_Instructions for the task_
For the entries below, report every line that includes the word "Anschlagseite".

Data provided below:

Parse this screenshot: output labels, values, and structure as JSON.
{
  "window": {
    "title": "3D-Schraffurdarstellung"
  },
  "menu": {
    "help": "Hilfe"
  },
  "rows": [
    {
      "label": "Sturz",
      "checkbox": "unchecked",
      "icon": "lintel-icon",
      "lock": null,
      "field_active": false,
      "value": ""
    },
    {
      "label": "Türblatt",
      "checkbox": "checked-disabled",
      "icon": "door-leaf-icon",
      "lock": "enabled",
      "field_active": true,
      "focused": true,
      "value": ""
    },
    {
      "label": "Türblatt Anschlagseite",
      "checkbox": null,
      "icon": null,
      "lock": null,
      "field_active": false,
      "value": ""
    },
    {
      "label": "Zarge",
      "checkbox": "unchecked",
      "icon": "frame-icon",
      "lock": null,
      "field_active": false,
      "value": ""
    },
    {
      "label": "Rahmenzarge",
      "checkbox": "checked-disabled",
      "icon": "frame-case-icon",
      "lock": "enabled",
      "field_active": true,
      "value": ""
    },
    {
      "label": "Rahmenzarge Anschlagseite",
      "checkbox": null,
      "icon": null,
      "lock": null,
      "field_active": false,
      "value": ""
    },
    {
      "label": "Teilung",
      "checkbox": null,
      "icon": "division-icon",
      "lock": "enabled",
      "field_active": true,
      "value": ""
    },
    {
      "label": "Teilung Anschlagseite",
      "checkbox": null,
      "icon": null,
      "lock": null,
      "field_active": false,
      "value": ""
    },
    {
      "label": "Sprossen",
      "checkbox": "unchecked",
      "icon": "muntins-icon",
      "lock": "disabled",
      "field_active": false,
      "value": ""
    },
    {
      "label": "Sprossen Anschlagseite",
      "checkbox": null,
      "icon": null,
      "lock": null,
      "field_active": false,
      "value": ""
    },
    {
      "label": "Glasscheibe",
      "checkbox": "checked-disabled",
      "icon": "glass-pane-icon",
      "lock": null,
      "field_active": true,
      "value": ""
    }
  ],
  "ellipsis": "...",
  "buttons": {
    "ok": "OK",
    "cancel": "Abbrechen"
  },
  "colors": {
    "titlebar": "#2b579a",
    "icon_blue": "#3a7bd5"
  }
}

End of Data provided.

_Answer box_
      "label": "Türblatt Anschlagseite",
      "label": "Rahmenzarge Anschlagseite",
      "label": "Teilung Anschlagseite",
      "label": "Sprossen Anschlagseite",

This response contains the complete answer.